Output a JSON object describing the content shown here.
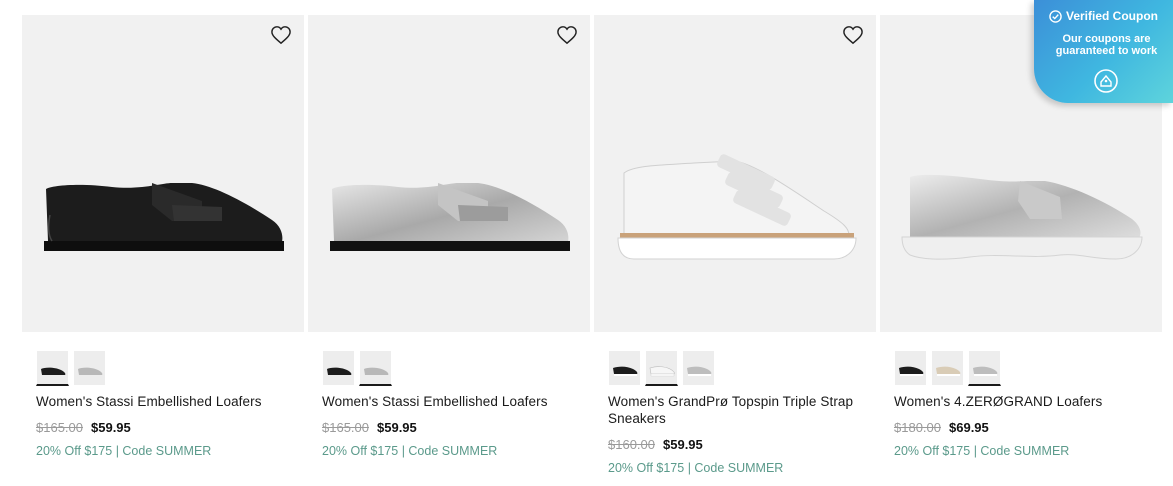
{
  "products": [
    {
      "name": "Women's Stassi Embellished Loafers",
      "was_price": "$165.00",
      "price": "$59.95",
      "promo": "20% Off $175 | Code SUMMER",
      "swatches": [
        "black",
        "silver"
      ]
    },
    {
      "name": "Women's Stassi Embellished Loafers",
      "was_price": "$165.00",
      "price": "$59.95",
      "promo": "20% Off $175 | Code SUMMER",
      "swatches": [
        "black",
        "silver"
      ]
    },
    {
      "name": "Women's GrandPrø Topspin Triple Strap Sneakers",
      "was_price": "$160.00",
      "price": "$59.95",
      "promo": "20% Off $175 | Code SUMMER",
      "swatches": [
        "black",
        "white",
        "silver"
      ]
    },
    {
      "name": "Women's 4.ZERØGRAND Loafers",
      "was_price": "$180.00",
      "price": "$69.95",
      "promo": "20% Off $175 | Code SUMMER",
      "swatches": [
        "black",
        "cream",
        "silver"
      ]
    }
  ],
  "coupon": {
    "title": "Verified Coupon",
    "subtitle": "Our coupons are guaranteed to work"
  },
  "icons": {
    "wishlist": "heart-outline-icon",
    "verified": "check-circle-icon",
    "coupon": "tag-icon"
  },
  "colors": {
    "promo_text": "#5b9a8b",
    "image_bg": "#f1f1f1",
    "coupon_gradient_start": "#3c8fd8",
    "coupon_gradient_end": "#5ed4dc"
  }
}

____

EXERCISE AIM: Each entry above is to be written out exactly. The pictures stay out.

ANSWER FOR THE TASK:
Output a JSON object describing the content shown here.
{
  "products": [
    {
      "name": "Women's Stassi Embellished Loafers",
      "was_price": "$165.00",
      "price": "$59.95",
      "promo": "20% Off $175 | Code SUMMER",
      "swatches": [
        "black",
        "silver"
      ]
    },
    {
      "name": "Women's Stassi Embellished Loafers",
      "was_price": "$165.00",
      "price": "$59.95",
      "promo": "20% Off $175 | Code SUMMER",
      "swatches": [
        "black",
        "silver"
      ]
    },
    {
      "name": "Women's GrandPrø Topspin Triple Strap Sneakers",
      "was_price": "$160.00",
      "price": "$59.95",
      "promo": "20% Off $175 | Code SUMMER",
      "swatches": [
        "black",
        "white",
        "silver"
      ]
    },
    {
      "name": "Women's 4.ZERØGRAND Loafers",
      "was_price": "$180.00",
      "price": "$69.95",
      "promo": "20% Off $175 | Code SUMMER",
      "swatches": [
        "black",
        "cream",
        "silver"
      ]
    }
  ],
  "coupon": {
    "title": "Verified Coupon",
    "subtitle": "Our coupons are guaranteed to work"
  },
  "icons": {
    "wishlist": "heart-outline-icon",
    "verified": "check-circle-icon",
    "coupon": "tag-icon"
  },
  "colors": {
    "promo_text": "#5b9a8b",
    "image_bg": "#f1f1f1",
    "coupon_gradient_start": "#3c8fd8",
    "coupon_gradient_end": "#5ed4dc"
  }
}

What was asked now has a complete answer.